● **ASSIGNMENT**
Among the records below, which lines contain the string "your"? Report them.

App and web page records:
********************

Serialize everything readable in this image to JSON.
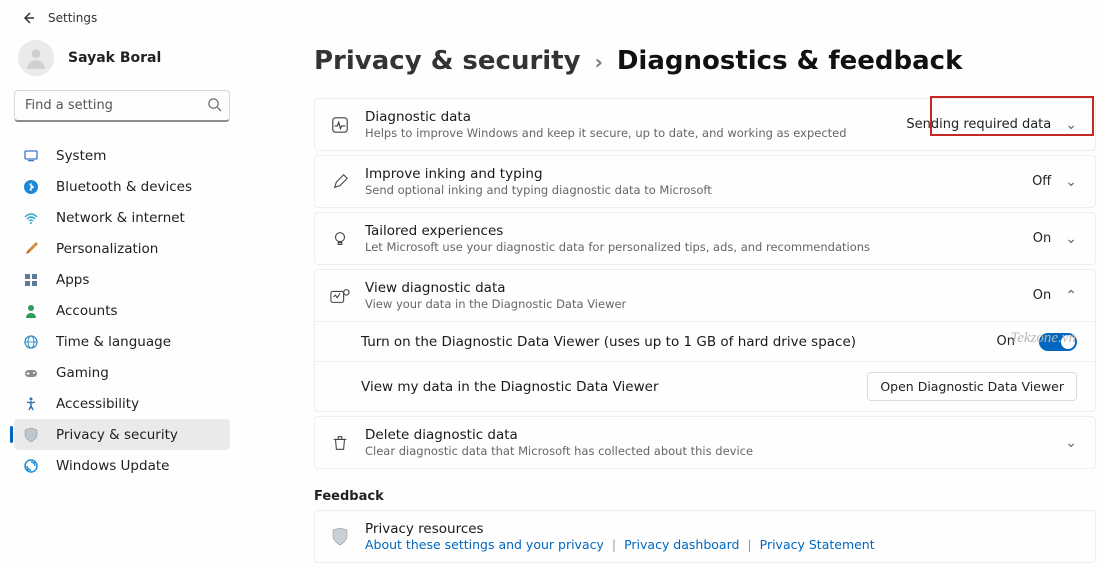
{
  "top": {
    "title": "Settings"
  },
  "user": {
    "name": "Sayak Boral"
  },
  "search": {
    "placeholder": "Find a setting"
  },
  "sidebar": {
    "items": [
      {
        "id": "system",
        "label": "System",
        "active": false
      },
      {
        "id": "bluetooth",
        "label": "Bluetooth & devices",
        "active": false
      },
      {
        "id": "network",
        "label": "Network & internet",
        "active": false
      },
      {
        "id": "personalize",
        "label": "Personalization",
        "active": false
      },
      {
        "id": "apps",
        "label": "Apps",
        "active": false
      },
      {
        "id": "accounts",
        "label": "Accounts",
        "active": false
      },
      {
        "id": "time",
        "label": "Time & language",
        "active": false
      },
      {
        "id": "gaming",
        "label": "Gaming",
        "active": false
      },
      {
        "id": "accessibility",
        "label": "Accessibility",
        "active": false
      },
      {
        "id": "privacy",
        "label": "Privacy & security",
        "active": true
      },
      {
        "id": "update",
        "label": "Windows Update",
        "active": false
      }
    ]
  },
  "breadcrumb": {
    "parent": "Privacy & security",
    "current": "Diagnostics & feedback"
  },
  "cards": {
    "diag_data": {
      "title": "Diagnostic data",
      "sub": "Helps to improve Windows and keep it secure, up to date, and working as expected",
      "value": "Sending required data"
    },
    "inking": {
      "title": "Improve inking and typing",
      "sub": "Send optional inking and typing diagnostic data to Microsoft",
      "value": "Off"
    },
    "tailored": {
      "title": "Tailored experiences",
      "sub": "Let Microsoft use your diagnostic data for personalized tips, ads, and recommendations",
      "value": "On"
    },
    "view_diag": {
      "title": "View diagnostic data",
      "sub": "View your data in the Diagnostic Data Viewer",
      "value": "On"
    },
    "viewer_tog": {
      "label": "Turn on the Diagnostic Data Viewer (uses up to 1 GB of hard drive space)",
      "value": "On"
    },
    "viewer_open": {
      "label": "View my data in the Diagnostic Data Viewer",
      "button": "Open Diagnostic Data Viewer"
    },
    "delete": {
      "title": "Delete diagnostic data",
      "sub": "Clear diagnostic data that Microsoft has collected about this device"
    }
  },
  "feedback_heading": "Feedback",
  "privacy_resources": {
    "title": "Privacy resources",
    "links": [
      "About these settings and your privacy",
      "Privacy dashboard",
      "Privacy Statement"
    ]
  },
  "watermark": "Tekzone.vn"
}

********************

● **ANSWER SECTION**
      "sub": "Let Microsoft use your diagnostic data for personalized tips, ads, and recommendations",
      "sub": "View your data in the Diagnostic Data Viewer",
      "About these settings and your privacy",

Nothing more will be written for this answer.